# The task
What lines in the records below include the word "JSON"? Return each one.

Records from a collection:
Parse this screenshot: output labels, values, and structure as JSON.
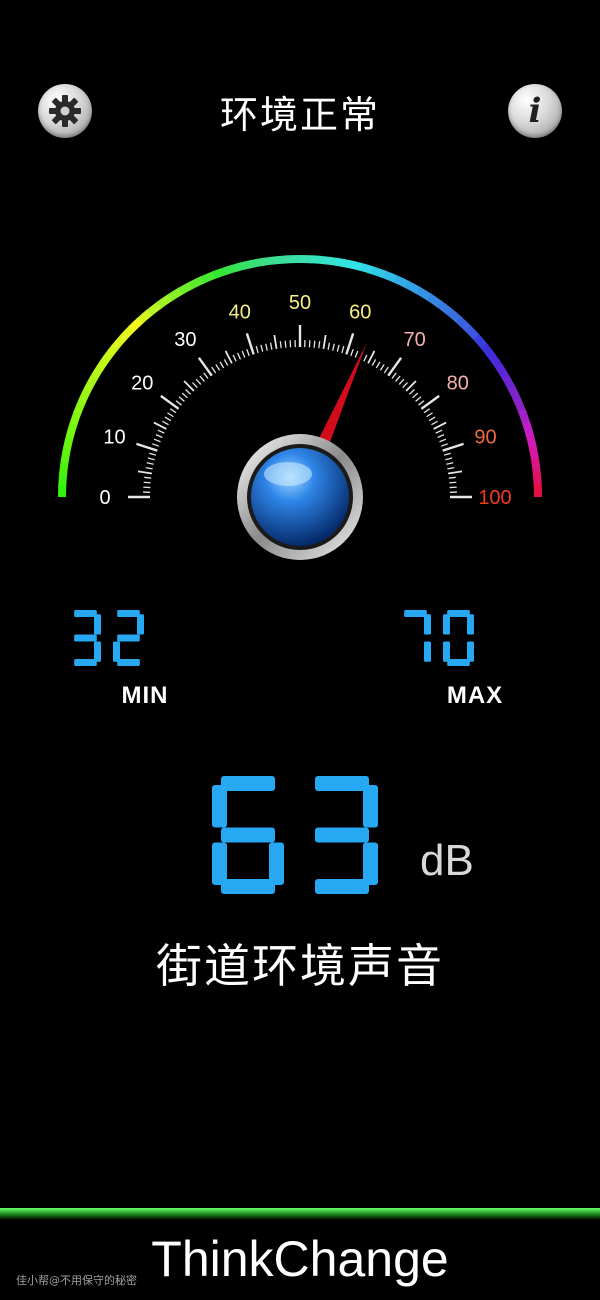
{
  "header": {
    "title": "环境正常",
    "settings_icon": "gear-icon",
    "info_icon": "info-icon",
    "info_glyph": "i"
  },
  "gauge": {
    "min": 0,
    "max": 100,
    "needle_value": 63,
    "tick_labels": [
      "0",
      "10",
      "20",
      "30",
      "40",
      "50",
      "60",
      "70",
      "80",
      "90",
      "100"
    ],
    "label_colors": [
      "#ffffff",
      "#ffffff",
      "#ffffff",
      "#ffffff",
      "#f7ef82",
      "#f7ef82",
      "#f7ef82",
      "#f4b0b0",
      "#f4b0b0",
      "#f06a3e",
      "#f03b20"
    ],
    "needle_color": "#d30c1b",
    "hub_color": "#1f6fd6"
  },
  "readings": {
    "min_value": "32",
    "min_label": "MIN",
    "max_value": "70",
    "max_label": "MAX",
    "current_value": "63",
    "unit": "dB",
    "environment": "街道环境声音",
    "digit_color": "#27a8f2"
  },
  "footer": {
    "brand": "ThinkChange",
    "watermark": "佳小帮@不用保守的秘密"
  }
}
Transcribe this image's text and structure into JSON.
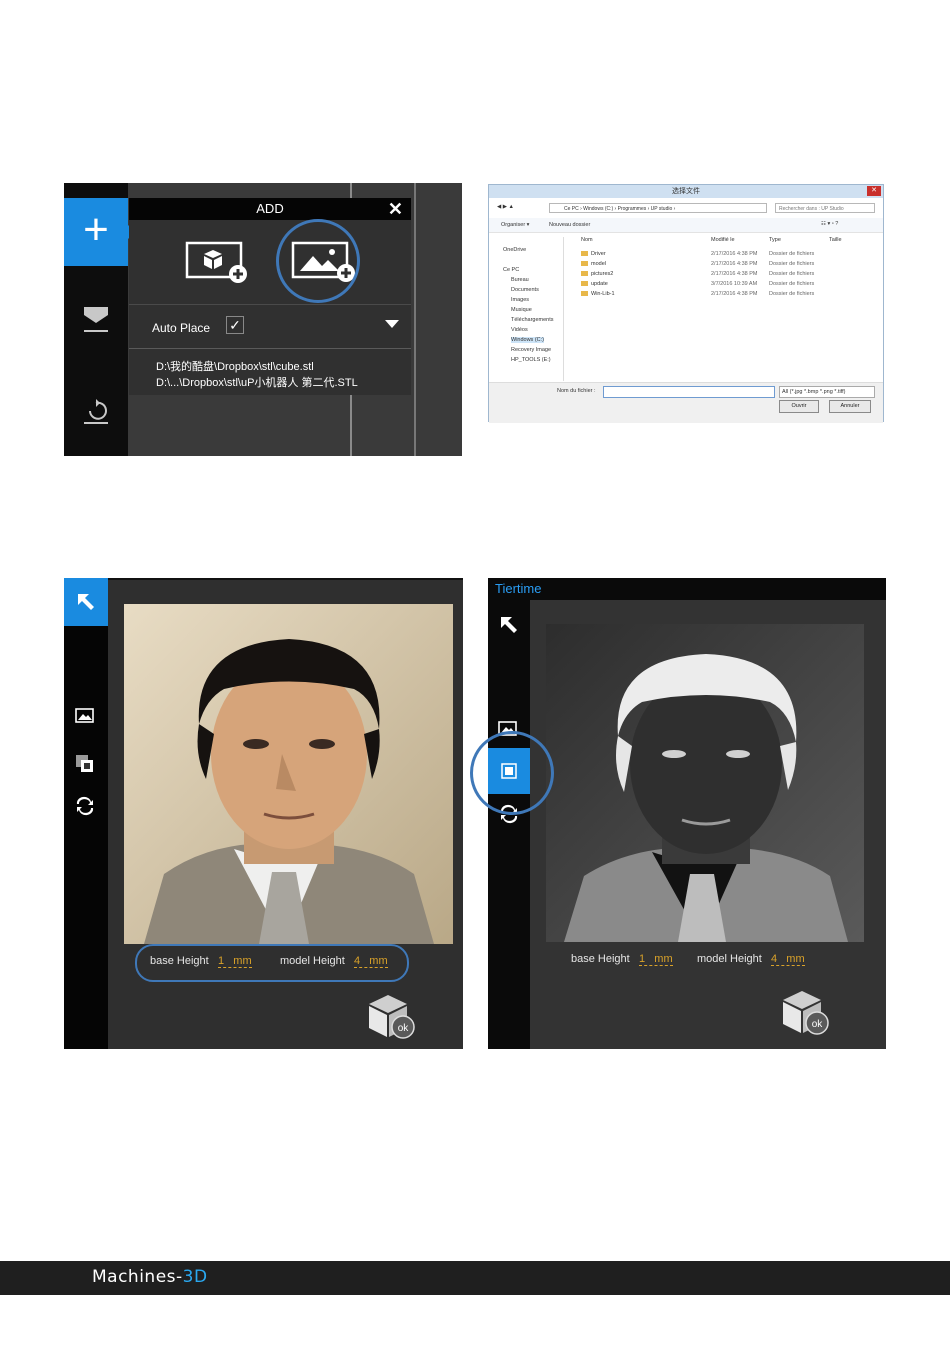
{
  "add_panel": {
    "title": "ADD",
    "close_label": "✕",
    "auto_place_label": "Auto Place",
    "auto_place_checked": true,
    "recent_files": [
      "D:\\我的酷盘\\Dropbox\\stl\\cube.stl",
      "D:\\...\\Dropbox\\stl\\uP小机器人 第二代.STL"
    ],
    "icons": [
      "add-model-icon",
      "add-image-icon",
      "layers-icon",
      "reset-icon"
    ]
  },
  "file_dialog": {
    "title": "选择文件",
    "breadcrumb": "Ce PC  ›  Windows (C:)  ›  Programmes  ›  UP studio  ›",
    "search_placeholder": "Rechercher dans : UP Studio",
    "organize_label": "Organiser ▾",
    "new_folder_label": "Nouveau dossier",
    "columns": [
      "Nom",
      "Modifié le",
      "Type",
      "Taille"
    ],
    "rows": [
      {
        "name": "Driver",
        "date": "2/17/2016 4:38 PM",
        "type": "Dossier de fichiers"
      },
      {
        "name": "model",
        "date": "2/17/2016 4:38 PM",
        "type": "Dossier de fichiers"
      },
      {
        "name": "pictures2",
        "date": "2/17/2016 4:38 PM",
        "type": "Dossier de fichiers"
      },
      {
        "name": "update",
        "date": "3/7/2016 10:39 AM",
        "type": "Dossier de fichiers"
      },
      {
        "name": "Win-Lib-1",
        "date": "2/17/2016 4:38 PM",
        "type": "Dossier de fichiers"
      }
    ],
    "nav_items": [
      "OneDrive",
      "Ce PC",
      "Bureau",
      "Documents",
      "Images",
      "Musique",
      "Téléchargements",
      "Vidéos",
      "Windows (C:)",
      "Recovery Image",
      "HP_TOOLS (E:)"
    ],
    "filename_label": "Nom du fichier :",
    "filetype_value": "All (*.jpg *.bmp *.png *.tiff)",
    "open_label": "Ouvrir",
    "cancel_label": "Annuler"
  },
  "image_panel_left": {
    "base_height_label": "base Height",
    "base_height_value": "1",
    "base_height_unit": "mm",
    "model_height_label": "model Height",
    "model_height_value": "4",
    "model_height_unit": "mm",
    "ok_label": "ok"
  },
  "image_panel_right": {
    "brand": "Tiertime",
    "base_height_label": "base Height",
    "base_height_value": "1",
    "base_height_unit": "mm",
    "model_height_label": "model Height",
    "model_height_value": "4",
    "model_height_unit": "mm",
    "ok_label": "ok"
  },
  "footer": {
    "logo_main": "Machines-",
    "logo_accent": "3D"
  },
  "colors": {
    "accent_blue": "#1a8be0",
    "highlight_circle": "#3f78b8",
    "value_gold": "#d9a22a",
    "footer_bg": "#1f1f1f"
  }
}
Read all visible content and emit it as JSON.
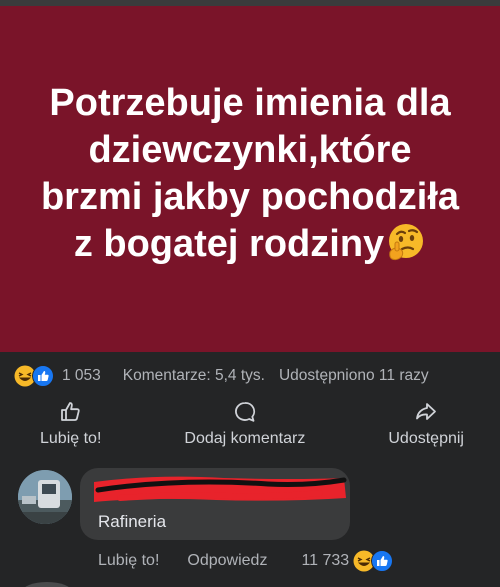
{
  "post": {
    "text": "Potrzebuje imienia dla dziewczynki,które brzmi jakby pochodziła z bogatej rodziny",
    "emoji": "thinking-face-emoji",
    "background_color": "#7a1429"
  },
  "stats": {
    "reaction_count": "1 053",
    "comments": "Komentarze: 5,4 tys.",
    "shares": "Udostępniono 11 razy",
    "reaction_icons": [
      "haha-icon",
      "like-icon"
    ]
  },
  "actions": {
    "like": "Lubię to!",
    "comment": "Dodaj komentarz",
    "share": "Udostępnij"
  },
  "comment": {
    "author_redacted": true,
    "text": "Rafineria",
    "like_label": "Lubię to!",
    "reply_label": "Odpowiedz",
    "reaction_count": "11 733",
    "reaction_icons": [
      "haha-icon",
      "like-icon"
    ]
  },
  "colors": {
    "background": "#242526",
    "bubble": "#3a3b3c",
    "like_blue": "#1877f2",
    "haha_yellow": "#f7b928",
    "redaction_red": "#e8232b"
  }
}
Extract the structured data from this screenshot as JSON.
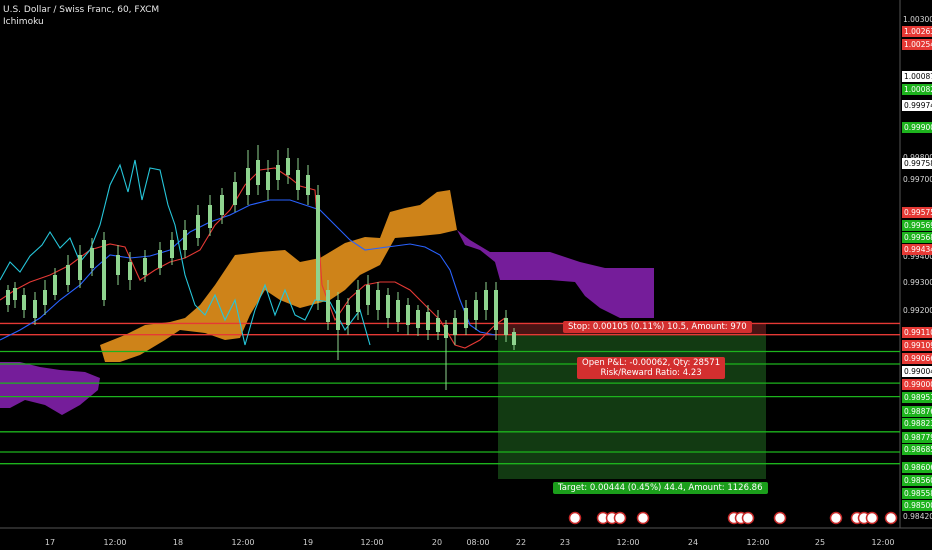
{
  "header": {
    "symbol_line": "U.S. Dollar / Swiss Franc, 60, FXCM",
    "indicator": "Ichimoku"
  },
  "colors": {
    "background": "#000000",
    "kijun_red": "#e53935",
    "tenkan_blue": "#2962ff",
    "chikou_cyan": "#26c6da",
    "candle_up": "#8fd48f",
    "cloud_bull": "#d98a1a",
    "cloud_bear": "#7b1fa2",
    "stop_zone": "#4a1414",
    "target_zone": "#123a12"
  },
  "chart_data": {
    "type": "candlestick",
    "instrument": "USDCHF",
    "timeframe": "60",
    "ylim": [
      0.9842,
      1.003
    ],
    "x_ticks": [
      "17",
      "12:00",
      "18",
      "12:00",
      "19",
      "12:00",
      "20",
      "08:00",
      "22",
      "23",
      "12:00",
      "24",
      "12:00",
      "25",
      "12:00"
    ],
    "y_ticks": [
      "1.00300",
      "0.99800",
      "0.99700",
      "0.99400",
      "0.99300",
      "0.99200",
      "0.98420"
    ],
    "price_labels": [
      {
        "text": "1.00263",
        "color": "#e53935"
      },
      {
        "text": "1.00254",
        "color": "#e53935"
      },
      {
        "text": "1.00087",
        "color": "#ffffff"
      },
      {
        "text": "1.00082",
        "color": "#1db31d"
      },
      {
        "text": "0.99974",
        "color": "#ffffff"
      },
      {
        "text": "0.99900",
        "color": "#1db31d"
      },
      {
        "text": "0.99758",
        "color": "#ffffff"
      },
      {
        "text": "0.99575",
        "color": "#e53935"
      },
      {
        "text": "0.99569",
        "color": "#1db31d"
      },
      {
        "text": "0.99568",
        "color": "#1db31d"
      },
      {
        "text": "0.99434",
        "color": "#e53935"
      },
      {
        "text": "0.99110",
        "color": "#e53935"
      },
      {
        "text": "0.99109",
        "color": "#e53935"
      },
      {
        "text": "0.99066",
        "color": "#e53935"
      },
      {
        "text": "0.99004",
        "color": "#ffffff"
      },
      {
        "text": "0.99000",
        "color": "#e53935"
      },
      {
        "text": "0.98951",
        "color": "#1db31d"
      },
      {
        "text": "0.98876",
        "color": "#1db31d"
      },
      {
        "text": "0.98823",
        "color": "#1db31d"
      },
      {
        "text": "0.98779",
        "color": "#1db31d"
      },
      {
        "text": "0.98685",
        "color": "#1db31d"
      },
      {
        "text": "0.98606",
        "color": "#1db31d"
      },
      {
        "text": "0.98560",
        "color": "#1db31d"
      },
      {
        "text": "0.98558",
        "color": "#1db31d"
      },
      {
        "text": "0.98500",
        "color": "#1db31d"
      }
    ],
    "horizontal_levels": [
      {
        "price": 0.9911,
        "color": "#e53935"
      },
      {
        "price": 0.99066,
        "color": "#e53935"
      },
      {
        "price": 0.99,
        "color": "#1db31d"
      },
      {
        "price": 0.98951,
        "color": "#1db31d"
      },
      {
        "price": 0.98876,
        "color": "#1db31d"
      },
      {
        "price": 0.98823,
        "color": "#1db31d"
      },
      {
        "price": 0.98685,
        "color": "#1db31d"
      },
      {
        "price": 0.98606,
        "color": "#1db31d"
      },
      {
        "price": 0.9856,
        "color": "#1db31d"
      }
    ],
    "position": {
      "stop_text": "Stop: 0.00105 (0.11%) 10.5, Amount: 970",
      "pnl_text": "Open P&L: -0.00062, Qty: 28571",
      "rr_text": "Risk/Reward Ratio: 4.23",
      "target_text": "Target: 0.00444 (0.45%) 44.4, Amount: 1126.86"
    }
  }
}
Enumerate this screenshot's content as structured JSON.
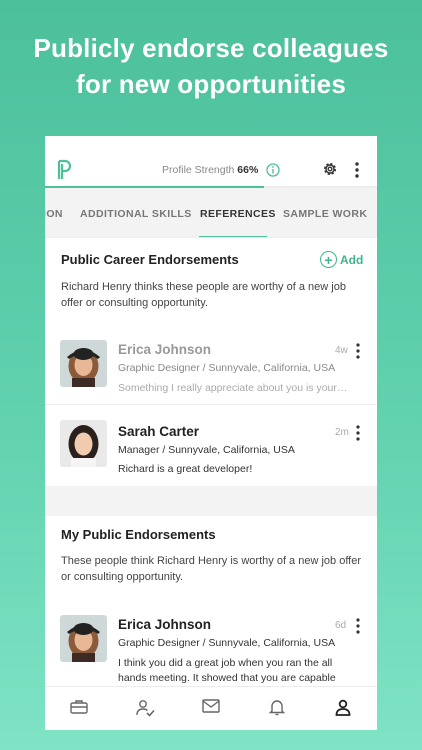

# Problem solution
Parse this screenshot: output labels, values, and structure as JSON.
Transcribe this image's text and structure into JSON.
Read all visible content and emit it as JSON.
Extract the structured data from this screenshot as JSON.
Enumerate this screenshot's content as structured JSON.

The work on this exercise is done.